Supervisor Kate Murray and the Hempstead Town Board today approved legislation that makes America’s largest township the only local municipality to change local law to speed power restoration following an emergency.
Under the legislative amendment, in the event of a serious storm or flood, the local utility (PSEG Long Island) now has greater authority in determining who could execute electrical repairs and inspections prior to energy being restored to area homes.
“With a township as large as Hempstead Town, it’s even more vital for PSEG Long Island to get right to work after a major storm and restore power to the hundreds of thousands of residents they serve,” Murray said. “Our new law cuts the ‘red tape’ during emergency situations and grants the utility company the power to act swiftly and safely during times when neighbors need them the most.”
Under ordinary circumstances, Hempstead’s Town Code, along with all townships in Nassau County, requires that electrical repair work be performed by an electrician licensed in the Town of Hempstead and that all electrical work be inspected by private electrical inspection agencies that are certified by Hempstead.

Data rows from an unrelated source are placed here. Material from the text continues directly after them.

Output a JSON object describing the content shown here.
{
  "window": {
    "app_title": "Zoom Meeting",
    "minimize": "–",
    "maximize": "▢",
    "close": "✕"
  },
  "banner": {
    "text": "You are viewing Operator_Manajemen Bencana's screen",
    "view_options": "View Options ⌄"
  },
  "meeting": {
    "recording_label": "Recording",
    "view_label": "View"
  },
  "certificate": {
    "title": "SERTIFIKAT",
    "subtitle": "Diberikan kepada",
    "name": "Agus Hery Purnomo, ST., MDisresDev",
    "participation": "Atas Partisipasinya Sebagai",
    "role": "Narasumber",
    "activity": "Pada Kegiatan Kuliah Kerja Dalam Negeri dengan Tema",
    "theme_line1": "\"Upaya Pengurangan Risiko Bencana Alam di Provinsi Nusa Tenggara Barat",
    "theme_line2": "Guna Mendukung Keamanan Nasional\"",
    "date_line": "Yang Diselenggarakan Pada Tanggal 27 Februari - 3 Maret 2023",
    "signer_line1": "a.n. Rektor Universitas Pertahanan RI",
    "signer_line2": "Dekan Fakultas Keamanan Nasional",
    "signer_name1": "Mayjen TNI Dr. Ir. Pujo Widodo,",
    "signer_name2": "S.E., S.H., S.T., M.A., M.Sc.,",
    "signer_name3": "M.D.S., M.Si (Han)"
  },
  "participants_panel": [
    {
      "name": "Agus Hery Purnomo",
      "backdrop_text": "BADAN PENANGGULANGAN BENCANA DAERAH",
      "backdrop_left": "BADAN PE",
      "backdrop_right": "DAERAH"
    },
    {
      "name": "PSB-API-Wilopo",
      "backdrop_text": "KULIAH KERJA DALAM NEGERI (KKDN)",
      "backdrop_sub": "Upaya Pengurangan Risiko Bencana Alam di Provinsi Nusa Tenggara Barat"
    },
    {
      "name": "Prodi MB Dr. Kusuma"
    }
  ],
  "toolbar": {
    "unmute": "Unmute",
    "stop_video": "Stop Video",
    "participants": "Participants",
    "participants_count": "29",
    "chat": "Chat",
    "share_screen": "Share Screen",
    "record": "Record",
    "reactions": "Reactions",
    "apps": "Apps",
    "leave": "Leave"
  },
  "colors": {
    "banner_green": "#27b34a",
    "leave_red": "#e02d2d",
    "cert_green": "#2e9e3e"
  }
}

In the wake of a disaster, such as Hurricane Sandy, the pool of those electricians and inspectors licensed by the town is woefully insufficient to meet demand.
Accordingly, Hempstead Town’s new legislation authorizes PSEG to utilize other electricians and inspectors in extraordinary circumstances, such as a hurricane, flood or major storm. The legislation goes into effect if a state of emergency is declared by the town, county or state affecting a geographic area within the township. Additionally, the legislation could go into effect if PSEG implements its own emergency procedures in response to a storm, flood or similar extraordinary situation which impacts PSEG’s service system.
"The Town has passed an amendment that appears to allow us to restore our customers faster after a storm and we applaud their efforts," said John O'Connell, Vice President of Transmission and Distribution for PSEG Long Island.
Murray explained that removing potential obstacles in an emergency will result in quicker energy restoration for victims who are without electrical power.
“We’re determined to do everything in our power to help neighbors in the wake of an emergency,” Murray said. “Though the restoration of power is out of our hands on the town level, this new legislation helps enhance the local utility’s ability to respond to emergency situations.”